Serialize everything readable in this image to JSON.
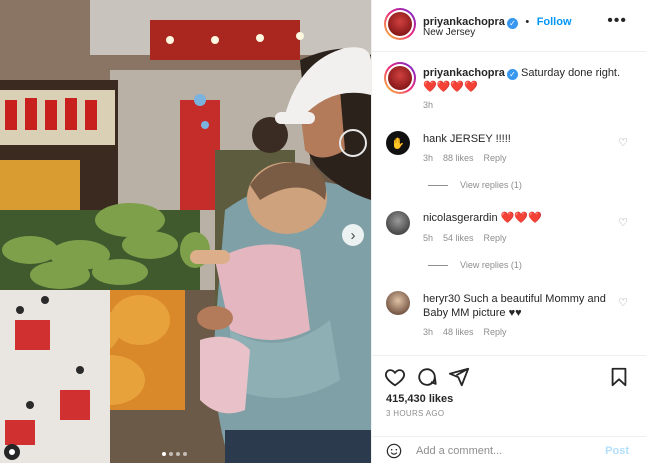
{
  "post": {
    "author": "priyankachopra",
    "follow_label": "Follow",
    "location": "New Jersey",
    "more_label": "•••",
    "caption": "Saturday done right. ❤️❤️❤️❤️",
    "caption_time": "3h",
    "likes": "415,430 likes",
    "time_ago": "3 HOURS AGO"
  },
  "comments": [
    {
      "user": "hank",
      "text": "JERSEY !!!!!",
      "time": "3h",
      "likes": "88 likes",
      "reply": "Reply",
      "view_replies": "View replies (1)"
    },
    {
      "user": "nicolasgerardin",
      "text": "❤️❤️❤️",
      "time": "5h",
      "likes": "54 likes",
      "reply": "Reply",
      "view_replies": "View replies (1)"
    },
    {
      "user": "heryr30",
      "text": "Such a beautiful Mommy and Baby MM picture ♥♥",
      "time": "3h",
      "likes": "48 likes",
      "reply": "Reply"
    }
  ],
  "add_comment": {
    "placeholder": "Add a comment...",
    "post_label": "Post"
  },
  "carousel": {
    "next_icon": "›",
    "slide_count": 4,
    "active_slide": 1
  },
  "colors": {
    "accent": "#0095f6",
    "verified": "#3897f0",
    "text": "#262626",
    "muted": "#8e8e8e"
  }
}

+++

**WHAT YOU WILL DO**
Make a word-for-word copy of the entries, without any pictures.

**SOLVED EXERCISE**
Serialize everything readable in this image to JSON.
{
  "post": {
    "author": "priyankachopra",
    "follow_label": "Follow",
    "location": "New Jersey",
    "more_label": "•••",
    "caption": "Saturday done right. ❤️❤️❤️❤️",
    "caption_time": "3h",
    "likes": "415,430 likes",
    "time_ago": "3 HOURS AGO"
  },
  "comments": [
    {
      "user": "hank",
      "text": "JERSEY !!!!!",
      "time": "3h",
      "likes": "88 likes",
      "reply": "Reply",
      "view_replies": "View replies (1)"
    },
    {
      "user": "nicolasgerardin",
      "text": "❤️❤️❤️",
      "time": "5h",
      "likes": "54 likes",
      "reply": "Reply",
      "view_replies": "View replies (1)"
    },
    {
      "user": "heryr30",
      "text": "Such a beautiful Mommy and Baby MM picture ♥♥",
      "time": "3h",
      "likes": "48 likes",
      "reply": "Reply"
    }
  ],
  "add_comment": {
    "placeholder": "Add a comment...",
    "post_label": "Post"
  },
  "carousel": {
    "next_icon": "›",
    "slide_count": 4,
    "active_slide": 1
  },
  "colors": {
    "accent": "#0095f6",
    "verified": "#3897f0",
    "text": "#262626",
    "muted": "#8e8e8e"
  }
}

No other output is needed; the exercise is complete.